The Sick Days: Part 3
Who's afraid of the wolf?
An aspiring reporter gets her first shot at daily journalism, along with a diagnosis that demands a daily dose of prednisone
By Shelley Page
If home is where the heart is, what about the hurt?
Would it follow me there, too?
Upon my return from university, I sat in my straight jacket of pain watching my parents take action.
My dad pulled out the plaid sofa bed in the basement so I could sleep upright by leaning on the back of the couch. He moved the TV close, pushed the shuffleboard out of the way.
My mom brought me warm towels to pack around my chest. When that didn’t ease the hurt, she wrapped her arms around me, trying to minimize the ripping pain that came with each breath.
They’d booked me an appointment for the following day with our family doctor, but I was without hope. After five doctors and 18 months, I already viewed the medical profession with doubt and disappointment.
But as I unspooled my story to our GP, he didn’t ...
“One morning I woke up, and couldn’t move…”
Column: The Sick Days, Part 1
Journalist Shelley Page remembers the day her life changed at the hands of a serious autoimmune disease, and how she learned to survive the rigours of the old newsrooms on a daily dose of prednisone.
Mystery Illness: In search of an oil can
By Shelley Page
On Easter Sunday, when I was 19, I awoke from panicky dreams of missed j-school deadlines and failed foul shots to find that I was encased in a body bag of pain.
Before I consciously understood that I couldn’t move, my first thoughts were of a feature story due the next day, an air ball I doinked in the last basketball game of an inauspicious season for Carleton University, and a gnawing hunger for carbs.
I imagined crumpets, discounted and day-old, from the thrift bakery around the corner.

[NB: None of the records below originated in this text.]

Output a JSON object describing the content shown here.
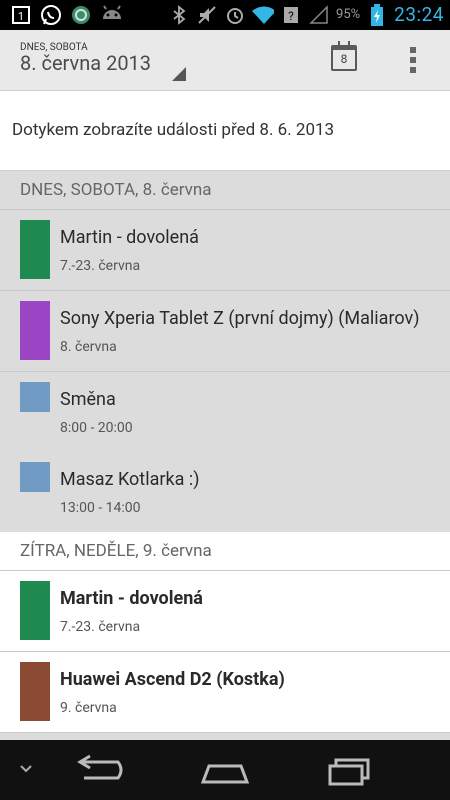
{
  "status": {
    "battery_percent": "95%",
    "time": "23:24",
    "icons": [
      "notification-1-icon",
      "whatsapp-icon",
      "app-icon",
      "android-icon",
      "bluetooth-icon",
      "mute-icon",
      "alarm-icon",
      "wifi-icon",
      "unknown-signal-icon",
      "cell-signal-icon",
      "battery-charging-icon"
    ],
    "badge_number": "1"
  },
  "actionbar": {
    "small_label": "DNES, SOBOTA",
    "title": "8. června 2013",
    "calendar_day": "8"
  },
  "touch_hint": "Dotykem zobrazíte události před 8. 6. 2013",
  "sections": [
    {
      "header": "DNES, SOBOTA, 8. června",
      "events": [
        {
          "title": "Martin - dovolená",
          "sub": "7.-23. června",
          "color": "#1e8a4f"
        },
        {
          "title": "Sony Xperia Tablet Z (první dojmy) (Maliarov)",
          "sub": "8. června",
          "color": "#9b45c4"
        },
        {
          "title": "Směna",
          "sub": "8:00 - 20:00",
          "color": "#6f9bc4"
        },
        {
          "title": "Masaz Kotlarka :)",
          "sub": "13:00 - 14:00",
          "color": "#6f9bc4"
        }
      ]
    },
    {
      "header": "ZÍTRA, NEDĚLE, 9. června",
      "events": [
        {
          "title": "Martin - dovolená",
          "sub": "7.-23. června",
          "color": "#1e8a4f"
        },
        {
          "title": "Huawei Ascend D2 (Kostka)",
          "sub": "9. června",
          "color": "#8b4a34"
        }
      ]
    }
  ]
}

My roommates and I survived on its discards.
Before I consciously understood that I couldn’t move, my first thoughts were of a feature story due the next day, an air ball I doinked in the last ...